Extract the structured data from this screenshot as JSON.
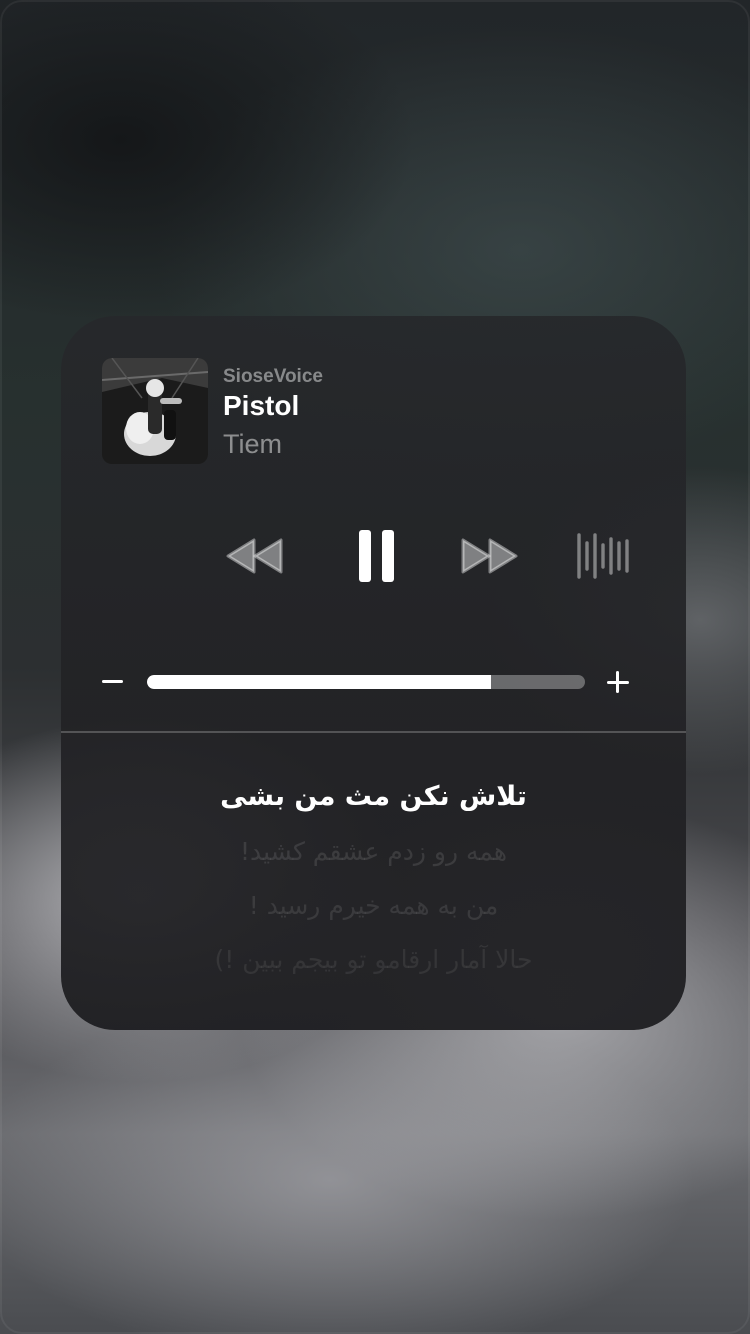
{
  "now_playing": {
    "source": "SioseVoice",
    "title": "Pistol",
    "artist": "Tiem"
  },
  "controls": {
    "rewind_icon": "rewind-icon",
    "pause_icon": "pause-icon",
    "forward_icon": "fast-forward-icon",
    "output_icon": "audio-output-icon"
  },
  "volume": {
    "minus_label": "–",
    "plus_label": "+",
    "level_fraction": 0.785
  },
  "lyrics": {
    "lines": [
      "تلاش نکن مث من بشی",
      "همه رو زدم عشقم کشید!",
      "من به همه خیرم رسید !",
      "حالا آمار ارقامو تو بیجم ببین !)"
    ]
  },
  "colors": {
    "card_bg": "#242528",
    "text_primary": "#ffffff",
    "accent_fill": "#ffffff"
  }
}
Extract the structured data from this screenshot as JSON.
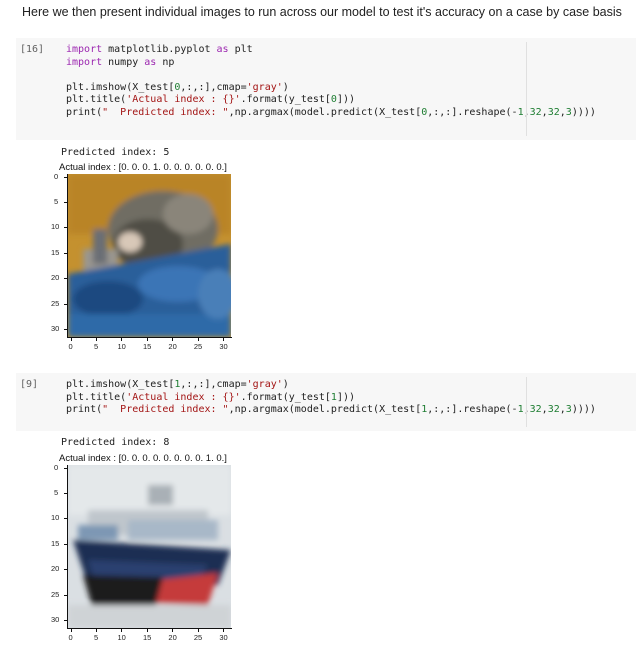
{
  "markdown": "Here we then present individual images to run across our model to test it's accuracy on a case by case basis",
  "cells": [
    {
      "prompt": "[16]",
      "code": [
        [
          {
            "t": "import",
            "c": "kw"
          },
          {
            "t": " matplotlib.pyplot ",
            "c": ""
          },
          {
            "t": "as",
            "c": "kw"
          },
          {
            "t": " plt",
            "c": ""
          }
        ],
        [
          {
            "t": "import",
            "c": "kw"
          },
          {
            "t": " numpy ",
            "c": ""
          },
          {
            "t": "as",
            "c": "kw"
          },
          {
            "t": " np",
            "c": ""
          }
        ],
        [],
        [
          {
            "t": "plt.imshow(X_test[",
            "c": ""
          },
          {
            "t": "0",
            "c": "num"
          },
          {
            "t": ",:,:],cmap=",
            "c": ""
          },
          {
            "t": "'gray'",
            "c": "str"
          },
          {
            "t": ")",
            "c": ""
          }
        ],
        [
          {
            "t": "plt.title(",
            "c": ""
          },
          {
            "t": "'Actual index : {}'",
            "c": "str"
          },
          {
            "t": ".format(y_test[",
            "c": ""
          },
          {
            "t": "0",
            "c": "num"
          },
          {
            "t": "]))",
            "c": ""
          }
        ],
        [
          {
            "t": "print(",
            "c": ""
          },
          {
            "t": "\"  Predicted index: \"",
            "c": "str"
          },
          {
            "t": ",np.argmax(model.predict(X_test[",
            "c": ""
          },
          {
            "t": "0",
            "c": "num"
          },
          {
            "t": ",:,:].reshape(-",
            "c": ""
          },
          {
            "t": "1",
            "c": "num"
          },
          {
            "t": ",",
            "c": ""
          },
          {
            "t": "32",
            "c": "num"
          },
          {
            "t": ",",
            "c": ""
          },
          {
            "t": "32",
            "c": "num"
          },
          {
            "t": ",",
            "c": ""
          },
          {
            "t": "3",
            "c": "num"
          },
          {
            "t": "))))",
            "c": ""
          }
        ]
      ],
      "output_text": "Predicted index:  5",
      "plot_title": "Actual index : [0. 0. 0. 1. 0. 0. 0. 0. 0. 0.]",
      "image_desc": "cat",
      "yticks": [
        "0",
        "5",
        "10",
        "15",
        "20",
        "25",
        "30"
      ],
      "xticks": [
        "0",
        "5",
        "10",
        "15",
        "20",
        "25",
        "30"
      ]
    },
    {
      "prompt": "[9]",
      "code": [
        [
          {
            "t": "plt.imshow(X_test[",
            "c": ""
          },
          {
            "t": "1",
            "c": "num"
          },
          {
            "t": ",:,:],cmap=",
            "c": ""
          },
          {
            "t": "'gray'",
            "c": "str"
          },
          {
            "t": ")",
            "c": ""
          }
        ],
        [
          {
            "t": "plt.title(",
            "c": ""
          },
          {
            "t": "'Actual index : {}'",
            "c": "str"
          },
          {
            "t": ".format(y_test[",
            "c": ""
          },
          {
            "t": "1",
            "c": "num"
          },
          {
            "t": "]))",
            "c": ""
          }
        ],
        [
          {
            "t": "print(",
            "c": ""
          },
          {
            "t": "\"  Predicted index: \"",
            "c": "str"
          },
          {
            "t": ",np.argmax(model.predict(X_test[",
            "c": ""
          },
          {
            "t": "1",
            "c": "num"
          },
          {
            "t": ",:,:].reshape(-",
            "c": ""
          },
          {
            "t": "1",
            "c": "num"
          },
          {
            "t": ",",
            "c": ""
          },
          {
            "t": "32",
            "c": "num"
          },
          {
            "t": ",",
            "c": ""
          },
          {
            "t": "32",
            "c": "num"
          },
          {
            "t": ",",
            "c": ""
          },
          {
            "t": "3",
            "c": "num"
          },
          {
            "t": "))))",
            "c": ""
          }
        ]
      ],
      "output_text": "Predicted index:  8",
      "plot_title": "Actual index : [0. 0. 0. 0. 0. 0. 0. 0. 1. 0.]",
      "image_desc": "ship",
      "yticks": [
        "0",
        "5",
        "10",
        "15",
        "20",
        "25",
        "30"
      ],
      "xticks": [
        "0",
        "5",
        "10",
        "15",
        "20",
        "25",
        "30"
      ]
    }
  ]
}
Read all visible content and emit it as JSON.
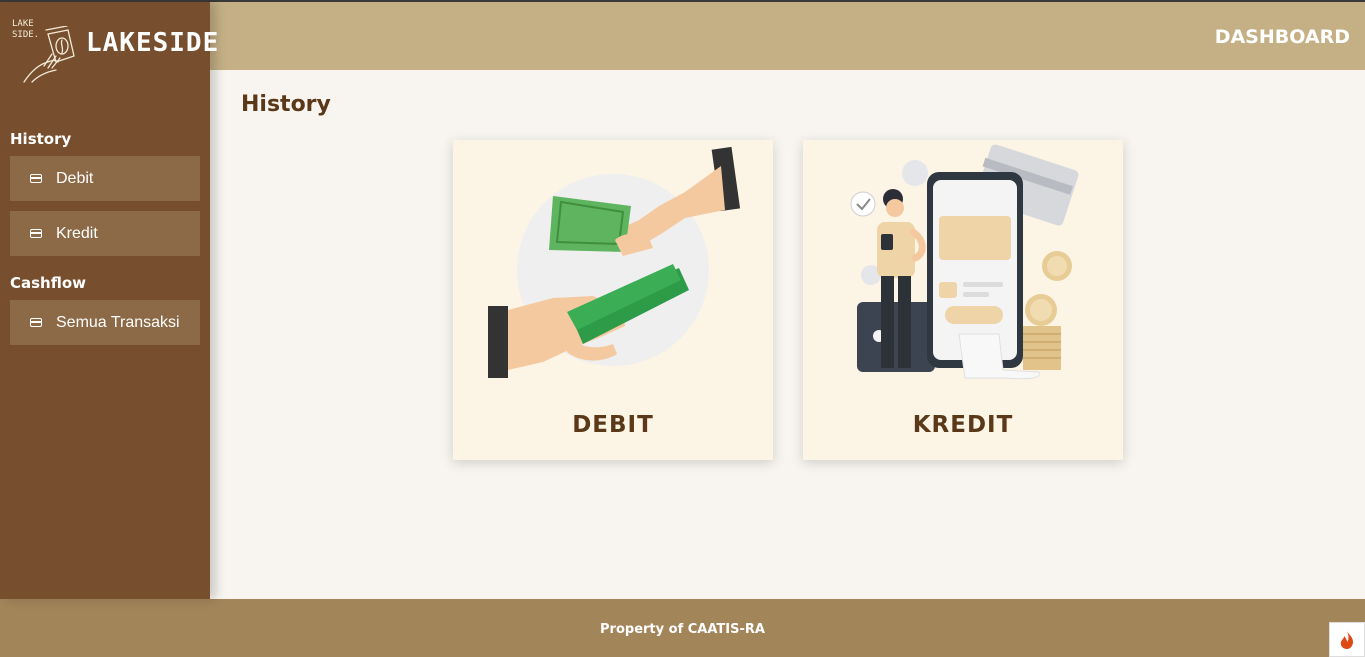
{
  "brand": {
    "small": "LAKE\nSIDE.",
    "name": "LAKESIDE"
  },
  "header": {
    "title": "DASHBOARD"
  },
  "sidebar": {
    "sections": [
      {
        "heading": "History",
        "items": [
          {
            "label": "Debit"
          },
          {
            "label": "Kredit"
          }
        ]
      },
      {
        "heading": "Cashflow",
        "items": [
          {
            "label": "Semua Transaksi"
          }
        ]
      }
    ]
  },
  "main": {
    "title": "History",
    "cards": [
      {
        "label": "DEBIT"
      },
      {
        "label": "KREDIT"
      }
    ]
  },
  "footer": {
    "text": "Property of CAATIS-RA"
  },
  "colors": {
    "sidebar": "#774f2e",
    "header": "#c5b086",
    "footer": "#a3855a",
    "nav_item": "#8d6a47",
    "card_bg": "#fcf5e6",
    "title_text": "#5a3818"
  },
  "icons": {
    "nav": "card-icon",
    "badge": "flame-icon"
  }
}
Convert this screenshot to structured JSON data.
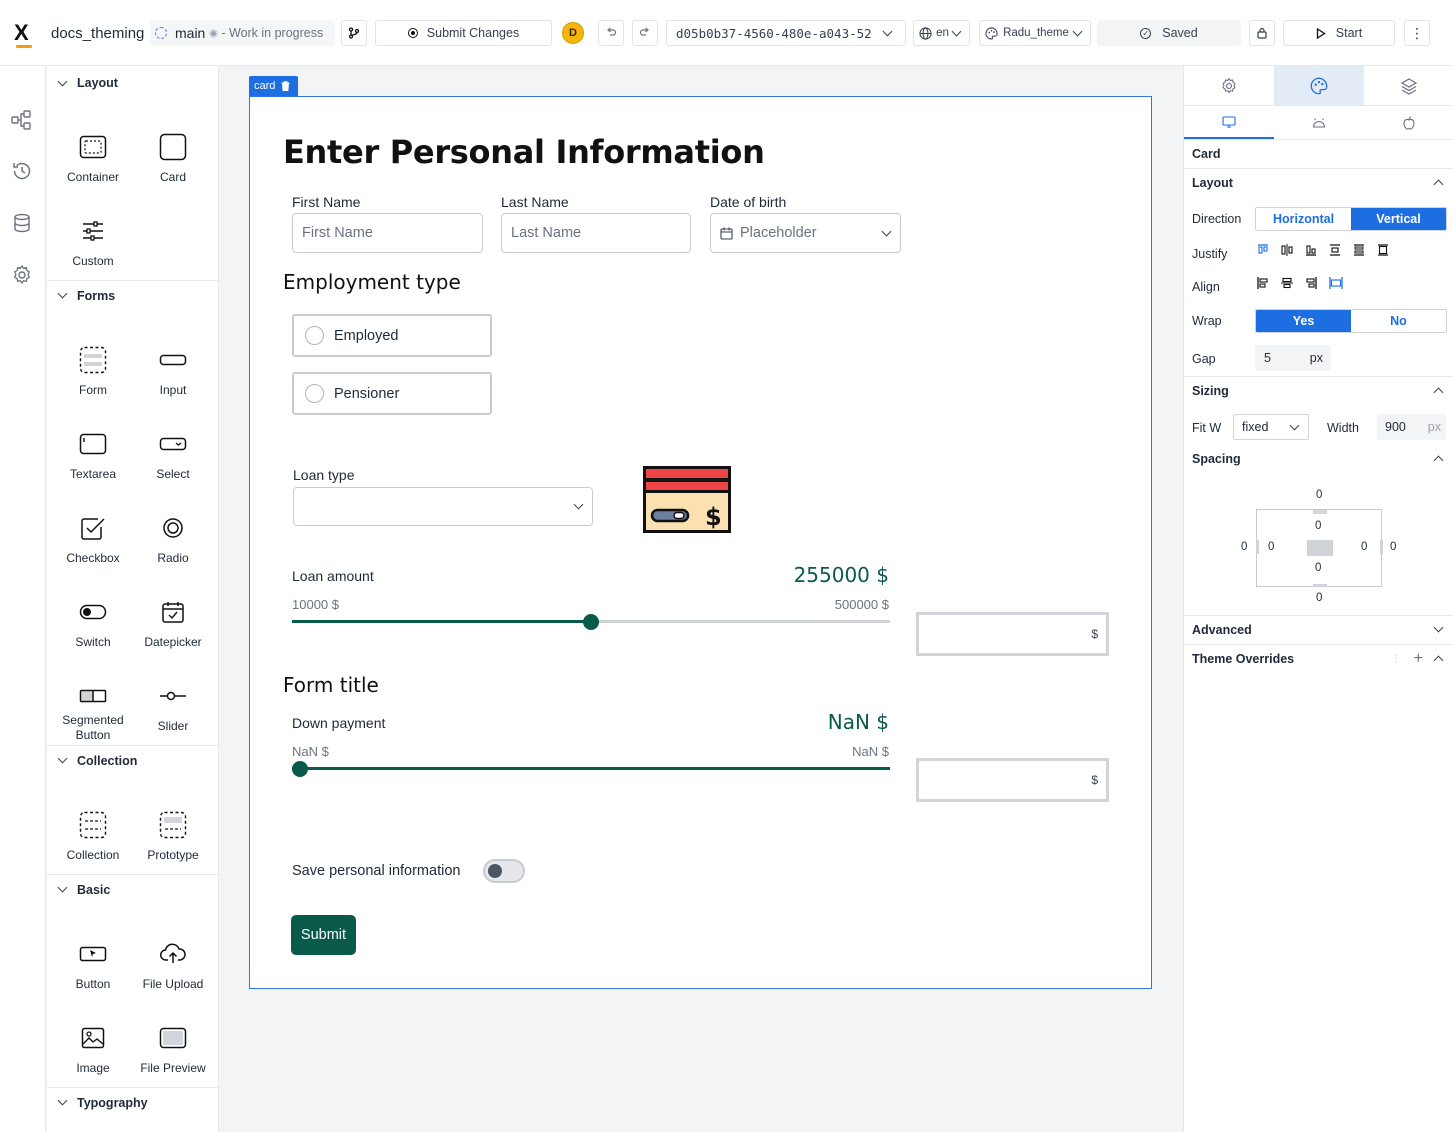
{
  "topbar": {
    "logo": "X",
    "app_title": "docs_theming",
    "branch": "main",
    "branch_status": "- Work in progress",
    "submit_changes": "Submit Changes",
    "avatar_initial": "D",
    "version_id": "d05b0b37-4560-480e-a043-52",
    "language": "en",
    "theme": "Radu_theme",
    "saved": "Saved",
    "start": "Start"
  },
  "panel": {
    "sections": {
      "layout": "Layout",
      "forms": "Forms",
      "collection": "Collection",
      "basic": "Basic",
      "typography": "Typography"
    },
    "components": {
      "container": "Container",
      "card": "Card",
      "custom": "Custom",
      "form": "Form",
      "input": "Input",
      "textarea": "Textarea",
      "select": "Select",
      "checkbox": "Checkbox",
      "radio": "Radio",
      "switch": "Switch",
      "datepicker": "Datepicker",
      "segmented_button": "Segmented Button",
      "slider": "Slider",
      "collection": "Collection",
      "prototype": "Prototype",
      "button": "Button",
      "file_upload": "File Upload",
      "image": "Image",
      "file_preview": "File Preview"
    }
  },
  "canvas": {
    "card_tag": "card",
    "title": "Enter Personal Information",
    "first_name_label": "First Name",
    "first_name_placeholder": "First Name",
    "last_name_label": "Last Name",
    "last_name_placeholder": "Last Name",
    "dob_label": "Date of birth",
    "dob_placeholder": "Placeholder",
    "employment_heading": "Employment type",
    "employment_options": [
      "Employed",
      "Pensioner"
    ],
    "loan_type_label": "Loan type",
    "loan_amount_label": "Loan amount",
    "loan_amount_value": "255000 $",
    "loan_min": "10000 $",
    "loan_max": "500000 $",
    "loan_fraction": 0.5,
    "currency_symbol": "$",
    "form_title": "Form title",
    "down_payment_label": "Down payment",
    "down_payment_value": "NaN $",
    "down_min": "NaN $",
    "down_max": "NaN $",
    "save_info_label": "Save personal information",
    "save_info_on": false,
    "submit": "Submit"
  },
  "rpanel": {
    "element": "Card",
    "layout": "Layout",
    "direction_label": "Direction",
    "direction_options": [
      "Horizontal",
      "Vertical"
    ],
    "direction_selected": "Vertical",
    "justify_label": "Justify",
    "align_label": "Align",
    "wrap_label": "Wrap",
    "wrap_options": [
      "Yes",
      "No"
    ],
    "wrap_selected": "Yes",
    "gap_label": "Gap",
    "gap_value": "5",
    "unit_px": "px",
    "sizing": "Sizing",
    "fitw_label": "Fit W",
    "fitw_value": "fixed",
    "width_label": "Width",
    "width_value": "900",
    "spacing": "Spacing",
    "spacing_values": {
      "margin_top": "0",
      "margin_right": "0",
      "margin_bottom": "0",
      "margin_left": "0",
      "padding_top": "0",
      "padding_right": "0",
      "padding_bottom": "0",
      "padding_left": "0"
    },
    "advanced": "Advanced",
    "theme_overrides": "Theme Overrides"
  },
  "colors": {
    "accent": "#1d6ee0",
    "brand_green": "#0a5a4a",
    "avatar": "#f5b50c"
  }
}
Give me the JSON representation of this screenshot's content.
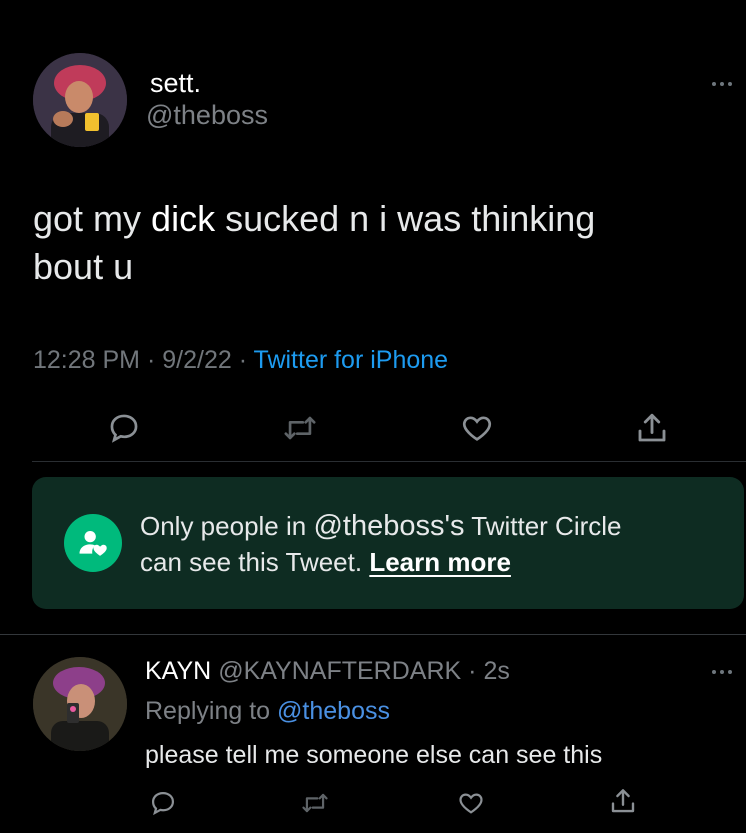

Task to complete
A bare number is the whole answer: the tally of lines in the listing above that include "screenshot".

Answer to the problem
4